- Heat the oven to 200ºC/fan 180ºC/gas 6.
- Season the pork with pepper and salt, if you want, place on a baking tray, and roast for 20 minutes. Then turn the heat down to 160ºC/fan 140ºC/gas 3. Remove the pork from the oven and brush all over with most of the glaze (reserving a few tablespoons), cook for a further 40-50 minutes, brushing and basting the pork as it cooks until it's beautifully caramelised and glazed.
- Remove the pork from the roasting tray and leave to rest.
- Pour the remaining glaze into the roasting tray, then add the wine, Champagne or water. Place the pan on the heat and bring everything to the boil. Simmer for a few minutes until you have a thick gravy.
- Carve the pork into thin slices and place on top of the colconnan (see Colconnan recipe #123663). Glaze with the Guinness syrup, drizzle a little on the plates and finish with a sprig of parsley.

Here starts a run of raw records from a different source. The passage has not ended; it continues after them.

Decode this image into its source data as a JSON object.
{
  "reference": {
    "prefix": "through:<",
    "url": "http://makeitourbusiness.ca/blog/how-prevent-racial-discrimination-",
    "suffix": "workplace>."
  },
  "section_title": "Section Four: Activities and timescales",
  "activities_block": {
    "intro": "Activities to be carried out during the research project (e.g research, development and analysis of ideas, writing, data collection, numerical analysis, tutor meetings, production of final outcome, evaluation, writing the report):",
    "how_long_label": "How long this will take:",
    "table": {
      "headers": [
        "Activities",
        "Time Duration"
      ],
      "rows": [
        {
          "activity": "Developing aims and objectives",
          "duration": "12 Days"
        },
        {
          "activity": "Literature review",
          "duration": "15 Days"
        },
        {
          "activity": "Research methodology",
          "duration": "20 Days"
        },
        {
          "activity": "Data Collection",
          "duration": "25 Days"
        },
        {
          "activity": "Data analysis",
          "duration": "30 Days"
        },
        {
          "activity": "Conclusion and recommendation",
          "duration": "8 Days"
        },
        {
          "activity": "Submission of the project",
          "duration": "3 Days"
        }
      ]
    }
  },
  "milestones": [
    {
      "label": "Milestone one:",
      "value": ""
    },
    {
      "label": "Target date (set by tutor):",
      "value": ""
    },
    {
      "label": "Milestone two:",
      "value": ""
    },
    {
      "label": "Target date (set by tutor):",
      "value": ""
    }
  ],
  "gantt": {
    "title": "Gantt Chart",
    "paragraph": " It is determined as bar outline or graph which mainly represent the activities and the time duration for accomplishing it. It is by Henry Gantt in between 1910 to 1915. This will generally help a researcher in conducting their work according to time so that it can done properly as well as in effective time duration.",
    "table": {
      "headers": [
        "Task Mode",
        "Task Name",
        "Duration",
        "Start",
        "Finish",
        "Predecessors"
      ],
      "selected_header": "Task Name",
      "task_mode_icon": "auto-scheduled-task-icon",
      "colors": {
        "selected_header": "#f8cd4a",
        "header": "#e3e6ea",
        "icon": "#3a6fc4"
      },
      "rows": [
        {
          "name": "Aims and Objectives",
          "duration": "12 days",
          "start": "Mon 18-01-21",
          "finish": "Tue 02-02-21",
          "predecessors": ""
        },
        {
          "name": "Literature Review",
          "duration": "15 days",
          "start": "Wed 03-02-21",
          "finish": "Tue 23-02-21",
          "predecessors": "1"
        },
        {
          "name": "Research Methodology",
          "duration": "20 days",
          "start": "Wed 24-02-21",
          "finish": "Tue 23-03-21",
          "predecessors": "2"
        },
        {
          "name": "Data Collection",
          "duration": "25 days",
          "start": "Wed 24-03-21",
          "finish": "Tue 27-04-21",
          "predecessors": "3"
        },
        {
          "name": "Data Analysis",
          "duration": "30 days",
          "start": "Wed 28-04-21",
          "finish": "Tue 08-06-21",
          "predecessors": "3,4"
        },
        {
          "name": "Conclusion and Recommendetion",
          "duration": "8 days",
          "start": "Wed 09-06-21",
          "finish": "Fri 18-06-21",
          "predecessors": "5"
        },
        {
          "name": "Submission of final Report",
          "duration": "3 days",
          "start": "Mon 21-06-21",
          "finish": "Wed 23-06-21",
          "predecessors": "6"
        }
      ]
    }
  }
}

- My Notes: I really don’t think you could get any clearer instructions than Kevin Dundon’s. Yet the recipe is far from prescriptive. And I just love his catering for varied tastes in his “Season the pork with pepper and salt, if you want” instruction! And the option of using “wine, Champagne or water”. I'll be looking closely at any more of his recipes I come across.
This was delicious. I didn't have a loin but used pork chops instead and couldn't have been happier with result.
Turned out okay in the end. Wasn't too thrilled by the smell of the guinness reduction though.
I made the glaze as directed and started to brush right from the start. At the 20 minute point I poured all the glaze over the pork. Let it thicken along with the juices from the pork. I did glaze till it was done cooking. It thickened so nicely that I skipped the wine/water/or champange.